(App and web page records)
══════

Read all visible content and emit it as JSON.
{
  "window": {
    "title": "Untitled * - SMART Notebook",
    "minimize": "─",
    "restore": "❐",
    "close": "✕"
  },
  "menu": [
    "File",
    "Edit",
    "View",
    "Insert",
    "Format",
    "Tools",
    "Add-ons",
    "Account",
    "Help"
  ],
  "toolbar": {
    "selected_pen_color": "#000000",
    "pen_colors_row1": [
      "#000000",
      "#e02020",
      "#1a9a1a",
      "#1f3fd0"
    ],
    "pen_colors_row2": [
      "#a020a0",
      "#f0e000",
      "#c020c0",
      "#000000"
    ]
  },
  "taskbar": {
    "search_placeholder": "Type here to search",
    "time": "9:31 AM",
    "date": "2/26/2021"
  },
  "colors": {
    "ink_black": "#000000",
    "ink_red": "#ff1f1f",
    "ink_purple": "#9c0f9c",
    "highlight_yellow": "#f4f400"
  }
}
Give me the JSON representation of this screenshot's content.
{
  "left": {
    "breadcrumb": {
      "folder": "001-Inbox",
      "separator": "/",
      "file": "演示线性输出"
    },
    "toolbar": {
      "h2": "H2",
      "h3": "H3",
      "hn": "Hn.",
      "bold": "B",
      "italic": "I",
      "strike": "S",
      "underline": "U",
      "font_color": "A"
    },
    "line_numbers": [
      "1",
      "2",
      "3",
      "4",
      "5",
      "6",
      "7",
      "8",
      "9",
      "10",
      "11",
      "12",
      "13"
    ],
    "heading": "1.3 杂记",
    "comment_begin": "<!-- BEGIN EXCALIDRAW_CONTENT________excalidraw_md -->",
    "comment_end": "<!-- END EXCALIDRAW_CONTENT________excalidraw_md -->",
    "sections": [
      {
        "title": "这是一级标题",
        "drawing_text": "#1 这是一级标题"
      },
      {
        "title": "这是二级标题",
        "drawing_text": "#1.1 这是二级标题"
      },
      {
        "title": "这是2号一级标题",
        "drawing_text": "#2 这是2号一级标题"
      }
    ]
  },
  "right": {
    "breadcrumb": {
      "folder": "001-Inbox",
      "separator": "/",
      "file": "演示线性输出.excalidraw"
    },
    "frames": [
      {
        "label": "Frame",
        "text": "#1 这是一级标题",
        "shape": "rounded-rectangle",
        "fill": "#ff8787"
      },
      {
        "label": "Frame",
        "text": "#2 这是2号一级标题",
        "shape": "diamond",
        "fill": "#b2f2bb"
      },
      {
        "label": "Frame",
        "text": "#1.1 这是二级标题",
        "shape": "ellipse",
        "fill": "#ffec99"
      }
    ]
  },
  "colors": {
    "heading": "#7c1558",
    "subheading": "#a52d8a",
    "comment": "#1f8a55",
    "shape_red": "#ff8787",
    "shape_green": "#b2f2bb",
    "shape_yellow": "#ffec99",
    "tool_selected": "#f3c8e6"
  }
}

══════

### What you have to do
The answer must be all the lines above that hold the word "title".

### Answer section
    "title": "Untitled * - SMART Notebook",
        "title": "这是一级标题",
        "title": "这是二级标题",
        "title": "这是2号一级标题",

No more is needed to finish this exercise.